Friday 28 August 2015

Those pro-speed petitioners: do their opinions count? Not for 38% of them, no.

We've stated repeatedly we are Bristol's premier data-driven transport new outlet, compared with the evening post, which is driven by "what gets the most paper sales to our dying customer base" and "what generates the most page hits". Controversies involving parking, cyclists and speed zones hit all three.

Sadly, we don't have access to the BEP customer dataset or the details on commenters they extract from their linked-up google accounts. What we do have, however, is the python code needed to convert the published signatory list into a CSV file, with some extra flags to indicate whether or not the petitioner is in a 20 mph zone or not.

            20 mph ward  rest of BRS  CUBA    other 
Pro            920         305         116     201
Speeders      1552        3365        2289     705

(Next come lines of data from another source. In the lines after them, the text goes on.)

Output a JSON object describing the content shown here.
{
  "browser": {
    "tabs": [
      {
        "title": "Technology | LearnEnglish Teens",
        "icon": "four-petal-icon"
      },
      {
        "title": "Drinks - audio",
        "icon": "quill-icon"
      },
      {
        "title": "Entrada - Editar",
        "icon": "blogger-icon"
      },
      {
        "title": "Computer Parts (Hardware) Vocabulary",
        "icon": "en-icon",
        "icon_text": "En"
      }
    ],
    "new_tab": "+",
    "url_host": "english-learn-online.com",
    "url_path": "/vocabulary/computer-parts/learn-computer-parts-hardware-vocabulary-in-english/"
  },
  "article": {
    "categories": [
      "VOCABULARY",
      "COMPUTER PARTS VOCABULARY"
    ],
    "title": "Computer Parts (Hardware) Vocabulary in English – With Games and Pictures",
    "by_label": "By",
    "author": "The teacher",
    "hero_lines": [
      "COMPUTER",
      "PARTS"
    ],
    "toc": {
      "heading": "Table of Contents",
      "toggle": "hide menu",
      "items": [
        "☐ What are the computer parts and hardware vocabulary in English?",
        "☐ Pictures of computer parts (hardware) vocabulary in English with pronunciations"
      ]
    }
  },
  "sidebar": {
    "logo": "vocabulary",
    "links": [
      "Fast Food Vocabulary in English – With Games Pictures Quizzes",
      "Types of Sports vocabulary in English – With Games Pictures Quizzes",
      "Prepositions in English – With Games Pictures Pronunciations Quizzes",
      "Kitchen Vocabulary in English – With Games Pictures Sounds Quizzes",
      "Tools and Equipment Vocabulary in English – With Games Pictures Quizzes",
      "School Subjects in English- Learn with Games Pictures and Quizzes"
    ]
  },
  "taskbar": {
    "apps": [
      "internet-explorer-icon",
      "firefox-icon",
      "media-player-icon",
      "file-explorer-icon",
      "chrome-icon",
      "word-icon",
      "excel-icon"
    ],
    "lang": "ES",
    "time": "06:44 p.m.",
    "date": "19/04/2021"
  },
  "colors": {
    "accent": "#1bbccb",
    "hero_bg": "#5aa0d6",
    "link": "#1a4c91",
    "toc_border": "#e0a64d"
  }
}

As a graph, showing the numbers by area, things become more obvious

Of the speeders, 38% of them don't live in in Bristol. Which means they are, as far as Bristol elections are concerned, as relevant as residents of the Isle of Wight. They don't have a vote, all they have is a whine.

Looking at Bristol itself, we see a marked split between those people in wards with 20 MPH zones vs those which aren't.

Even though the pro-20 MPH petition is a fraction of the size of the speeder's one, it is not far off having 40% of the total petitioner count from the 20 MPH zones themselves.

This implies some things
  1. The people who get most worked about 20 MPH zones don't appear to live in them.
  2. Many of the people who get worked up about Bristol's 20 MPH zones don't even live in the city.
  3. They must live very unhappy lives.
  4. A lot of the people in the 20 zones seem pretty happy with the zones and their lives.
We'll collect some more data next week, and make up some new conclusions. Until then,  get out there and get some signatures for whichever petition you care about.


ChrisBritton said...
This comment has been removed by the author.
CE said...

I signed the petition.

I am a resident of Bristol.

I am a resident of a ward in Bristol that has 20mph zones.

I was never offered the chance to select my ward. I entered my full address including my postcode.

The e-petitions site does not show my ward. You therefore conclude that my signature is worthless.

How many other Bristol residents have signed the petition but been let down by the site?

Bristol Traffic said...

Chris: that's interesting -sounds like a bug in the council web site, at least in their postcode -> ward mapping. And it is potentially unfair to both sides, as yes, it will be treated as a not-even-in-CUBA petitioner.

1. Out of curiosity, what is the 6 digit postcode (BSX YZZ)? or at least the first bit? And the ward?

2. Has this surfaced on other petitions? Pick one at random to see. Grab some screen shots, and if it does, raise it with your local councillors.

3. Enter your postcode into the Ward finder. Does it show up there?

In the meantime, give us your name as listed in the petition & ward & we'll patch your details in our automated analysis code. Same for anyone else with this problem.

Bristol Traffic said...

Deleted comment was

> So I don't count because I don't LIVE in a 20mph zone, despite the fact that I spend 90% of my commute in 20mph zones, and live just a mile away from them.

The clearly article states that if you don't live in the city, you don't count electorally. Why east bristol is out of the city is an issue to address at a bigger scale than this petition.

> You're clearly showing your bias by stating people who don't like 20 are living unhappy lives.

1. Maybe, but as the petition devolves into a rant against GF, it does come over as unhappy.

2. we have never made any claims towards impartiality.

3. Notice, furthermore, the use of "implies". That's an important term from a statistical perspective. We aren't concluding, merely saying "the data points this way".

> Nice and balanced report, good work. I'm sure you're proud.

As proud as the BEP reporters presumably are with their coverage of this and the RPZ.

> I can make generalisations too - if we remove the Kia, Honda Jazz and Hyundai drivers, I bet that the majority of people (At least 75%) will be in favour of going back to 30 zones.

Sorry, needs some data here. You are just stating opinions without any backing at all. If both surveys asked about vehicle ownership & use, then perhaps something could be drawn here. Otherwise, no.

> Oh, and guess what - I'm a cyclist, so I expect you think I should be in favour of 20 zones as well!